Nothing in the records may be altered. Repeat them in full.

STUDY MATERIAL:
---

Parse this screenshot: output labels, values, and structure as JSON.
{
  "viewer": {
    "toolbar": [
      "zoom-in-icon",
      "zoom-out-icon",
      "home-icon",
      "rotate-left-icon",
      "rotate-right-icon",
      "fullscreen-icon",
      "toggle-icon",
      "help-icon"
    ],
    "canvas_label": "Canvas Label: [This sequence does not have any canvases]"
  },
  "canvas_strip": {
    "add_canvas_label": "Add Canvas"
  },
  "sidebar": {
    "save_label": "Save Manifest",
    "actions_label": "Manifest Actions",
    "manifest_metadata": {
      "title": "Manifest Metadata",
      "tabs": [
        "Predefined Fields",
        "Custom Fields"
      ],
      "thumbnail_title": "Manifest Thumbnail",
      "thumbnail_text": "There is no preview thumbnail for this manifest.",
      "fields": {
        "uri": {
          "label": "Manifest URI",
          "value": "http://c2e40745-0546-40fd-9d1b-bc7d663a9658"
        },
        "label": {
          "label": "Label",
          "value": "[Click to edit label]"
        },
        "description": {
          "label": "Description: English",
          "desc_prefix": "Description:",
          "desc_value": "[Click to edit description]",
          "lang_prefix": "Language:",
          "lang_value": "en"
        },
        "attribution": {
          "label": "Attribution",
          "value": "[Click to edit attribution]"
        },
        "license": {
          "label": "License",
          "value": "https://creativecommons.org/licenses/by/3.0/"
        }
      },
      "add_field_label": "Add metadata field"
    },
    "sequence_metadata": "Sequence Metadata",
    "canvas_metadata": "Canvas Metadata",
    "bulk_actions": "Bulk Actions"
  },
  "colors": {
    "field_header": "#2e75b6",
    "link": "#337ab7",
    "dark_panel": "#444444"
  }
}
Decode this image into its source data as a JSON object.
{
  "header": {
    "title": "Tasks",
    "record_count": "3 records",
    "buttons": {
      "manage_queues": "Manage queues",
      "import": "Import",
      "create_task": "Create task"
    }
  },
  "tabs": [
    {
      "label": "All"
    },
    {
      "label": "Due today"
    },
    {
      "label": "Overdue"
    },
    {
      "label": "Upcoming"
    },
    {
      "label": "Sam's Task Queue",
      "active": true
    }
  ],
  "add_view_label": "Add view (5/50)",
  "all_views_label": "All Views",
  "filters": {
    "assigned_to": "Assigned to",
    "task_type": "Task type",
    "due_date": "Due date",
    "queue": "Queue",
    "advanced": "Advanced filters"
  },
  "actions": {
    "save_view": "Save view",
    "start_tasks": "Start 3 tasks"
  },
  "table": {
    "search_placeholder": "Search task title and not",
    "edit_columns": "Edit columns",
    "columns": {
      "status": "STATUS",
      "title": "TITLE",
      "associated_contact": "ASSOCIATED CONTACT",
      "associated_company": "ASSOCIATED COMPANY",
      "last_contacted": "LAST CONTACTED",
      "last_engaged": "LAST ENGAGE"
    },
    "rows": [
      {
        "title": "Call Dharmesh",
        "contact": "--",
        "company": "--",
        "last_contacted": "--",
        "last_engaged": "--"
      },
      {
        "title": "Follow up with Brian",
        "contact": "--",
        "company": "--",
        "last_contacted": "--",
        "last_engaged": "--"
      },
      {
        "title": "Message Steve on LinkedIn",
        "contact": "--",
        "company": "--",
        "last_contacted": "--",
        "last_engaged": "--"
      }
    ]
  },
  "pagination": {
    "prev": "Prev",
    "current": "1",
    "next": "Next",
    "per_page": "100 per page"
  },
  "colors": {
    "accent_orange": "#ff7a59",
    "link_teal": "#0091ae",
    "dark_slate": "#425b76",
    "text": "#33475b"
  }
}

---

OUTPUT BELOW:
Parse this screenshot: output labels, values, and structure as JSON.
{
  "viewer": {
    "toolbar": [
      "zoom-in-icon",
      "zoom-out-icon",
      "home-icon",
      "rotate-left-icon",
      "rotate-right-icon",
      "fullscreen-icon",
      "toggle-icon",
      "help-icon"
    ],
    "canvas_label": "Canvas Label: [This sequence does not have any canvases]"
  },
  "canvas_strip": {
    "add_canvas_label": "Add Canvas"
  },
  "sidebar": {
    "save_label": "Save Manifest",
    "actions_label": "Manifest Actions",
    "manifest_metadata": {
      "title": "Manifest Metadata",
      "tabs": [
        "Predefined Fields",
        "Custom Fields"
      ],
      "thumbnail_title": "Manifest Thumbnail",
      "thumbnail_text": "There is no preview thumbnail for this manifest.",
      "fields": {
        "uri": {
          "label": "Manifest URI",
          "value": "http://c2e40745-0546-40fd-9d1b-bc7d663a9658"
        },
        "label": {
          "label": "Label",
          "value": "[Click to edit label]"
        },
        "description": {
          "label": "Description: English",
          "desc_prefix": "Description:",
          "desc_value": "[Click to edit description]",
          "lang_prefix": "Language:",
          "lang_value": "en"
        },
        "attribution": {
          "label": "Attribution",
          "value": "[Click to edit attribution]"
        },
        "license": {
          "label": "License",
          "value": "https://creativecommons.org/licenses/by/3.0/"
        }
      },
      "add_field_label": "Add metadata field"
    },
    "sequence_metadata": "Sequence Metadata",
    "canvas_metadata": "Canvas Metadata",
    "bulk_actions": "Bulk Actions"
  },
  "colors": {
    "field_header": "#2e75b6",
    "link": "#337ab7",
    "dark_panel": "#444444"
  }
}
Decode this image into its source data as a JSON object.
{
  "header": {
    "title": "Tasks",
    "record_count": "3 records",
    "buttons": {
      "manage_queues": "Manage queues",
      "import": "Import",
      "create_task": "Create task"
    }
  },
  "tabs": [
    {
      "label": "All"
    },
    {
      "label": "Due today"
    },
    {
      "label": "Overdue"
    },
    {
      "label": "Upcoming"
    },
    {
      "label": "Sam's Task Queue",
      "active": true
    }
  ],
  "add_view_label": "Add view (5/50)",
  "all_views_label": "All Views",
  "filters": {
    "assigned_to": "Assigned to",
    "task_type": "Task type",
    "due_date": "Due date",
    "queue": "Queue",
    "advanced": "Advanced filters"
  },
  "actions": {
    "save_view": "Save view",
    "start_tasks": "Start 3 tasks"
  },
  "table": {
    "search_placeholder": "Search task title and not",
    "edit_columns": "Edit columns",
    "columns": {
      "status": "STATUS",
      "title": "TITLE",
      "associated_contact": "ASSOCIATED CONTACT",
      "associated_company": "ASSOCIATED COMPANY",
      "last_contacted": "LAST CONTACTED",
      "last_engaged": "LAST ENGAGE"
    },
    "rows": [
      {
        "title": "Call Dharmesh",
        "contact": "--",
        "company": "--",
        "last_contacted": "--",
        "last_engaged": "--"
      },
      {
        "title": "Follow up with Brian",
        "contact": "--",
        "company": "--",
        "last_contacted": "--",
        "last_engaged": "--"
      },
      {
        "title": "Message Steve on LinkedIn",
        "contact": "--",
        "company": "--",
        "last_contacted": "--",
        "last_engaged": "--"
      }
    ]
  },
  "pagination": {
    "prev": "Prev",
    "current": "1",
    "next": "Next",
    "per_page": "100 per page"
  },
  "colors": {
    "accent_orange": "#ff7a59",
    "link_teal": "#0091ae",
    "dark_slate": "#425b76",
    "text": "#33475b"
  }
}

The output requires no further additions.